* **What the exercise asks**: All lines from the one containing "Enumerate this screenshot's" through the last line below must be duplicated exactly, with nothing outside that span.

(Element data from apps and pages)
________________

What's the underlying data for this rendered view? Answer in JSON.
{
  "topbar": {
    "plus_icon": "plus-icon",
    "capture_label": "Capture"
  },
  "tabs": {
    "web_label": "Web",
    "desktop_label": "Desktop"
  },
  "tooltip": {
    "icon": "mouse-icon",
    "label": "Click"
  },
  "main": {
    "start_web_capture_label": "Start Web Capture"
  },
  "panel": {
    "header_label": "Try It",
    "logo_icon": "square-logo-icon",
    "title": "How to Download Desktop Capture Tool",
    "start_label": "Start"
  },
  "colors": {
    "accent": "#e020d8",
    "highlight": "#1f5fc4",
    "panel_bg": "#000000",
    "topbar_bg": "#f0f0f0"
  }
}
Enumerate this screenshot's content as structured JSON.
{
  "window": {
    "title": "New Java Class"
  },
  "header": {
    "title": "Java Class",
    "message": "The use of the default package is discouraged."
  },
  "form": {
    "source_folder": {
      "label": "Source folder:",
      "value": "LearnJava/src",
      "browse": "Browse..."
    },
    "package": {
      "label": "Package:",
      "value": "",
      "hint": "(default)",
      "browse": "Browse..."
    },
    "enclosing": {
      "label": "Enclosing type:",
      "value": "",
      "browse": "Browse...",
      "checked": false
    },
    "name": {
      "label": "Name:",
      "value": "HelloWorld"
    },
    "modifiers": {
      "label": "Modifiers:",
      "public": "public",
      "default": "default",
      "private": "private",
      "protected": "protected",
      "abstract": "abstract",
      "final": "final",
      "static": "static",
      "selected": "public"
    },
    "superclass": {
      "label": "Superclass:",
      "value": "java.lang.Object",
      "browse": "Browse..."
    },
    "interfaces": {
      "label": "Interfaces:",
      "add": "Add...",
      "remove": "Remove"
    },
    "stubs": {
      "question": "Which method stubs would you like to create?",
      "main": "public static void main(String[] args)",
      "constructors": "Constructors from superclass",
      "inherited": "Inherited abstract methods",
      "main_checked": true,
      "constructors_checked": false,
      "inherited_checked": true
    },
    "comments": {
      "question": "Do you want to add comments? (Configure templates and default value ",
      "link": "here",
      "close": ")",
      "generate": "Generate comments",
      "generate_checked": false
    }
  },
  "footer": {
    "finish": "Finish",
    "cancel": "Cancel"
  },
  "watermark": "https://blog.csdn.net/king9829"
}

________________

* **Task result**:
Enumerate this screenshot's content as structured JSON.
{
  "window": {
    "title": "New Java Class"
  },
  "header": {
    "title": "Java Class",
    "message": "The use of the default package is discouraged."
  },
  "form": {
    "source_folder": {
      "label": "Source folder:",
      "value": "LearnJava/src",
      "browse": "Browse..."
    },
    "package": {
      "label": "Package:",
      "value": "",
      "hint": "(default)",
      "browse": "Browse..."
    },
    "enclosing": {
      "label": "Enclosing type:",
      "value": "",
      "browse": "Browse...",
      "checked": false
    },
    "name": {
      "label": "Name:",
      "value": "HelloWorld"
    },
    "modifiers": {
      "label": "Modifiers:",
      "public": "public",
      "default": "default",
      "private": "private",
      "protected": "protected",
      "abstract": "abstract",
      "final": "final",
      "static": "static",
      "selected": "public"
    },
    "superclass": {
      "label": "Superclass:",
      "value": "java.lang.Object",
      "browse": "Browse..."
    },
    "interfaces": {
      "label": "Interfaces:",
      "add": "Add...",
      "remove": "Remove"
    },
    "stubs": {
      "question": "Which method stubs would you like to create?",
      "main": "public static void main(String[] args)",
      "constructors": "Constructors from superclass",
      "inherited": "Inherited abstract methods",
      "main_checked": true,
      "constructors_checked": false,
      "inherited_checked": true
    },
    "comments": {
      "question": "Do you want to add comments? (Configure templates and default value ",
      "link": "here",
      "close": ")",
      "generate": "Generate comments",
      "generate_checked": false
    }
  },
  "footer": {
    "finish": "Finish",
    "cancel": "Cancel"
  },
  "watermark": "https://blog.csdn.net/king9829"
}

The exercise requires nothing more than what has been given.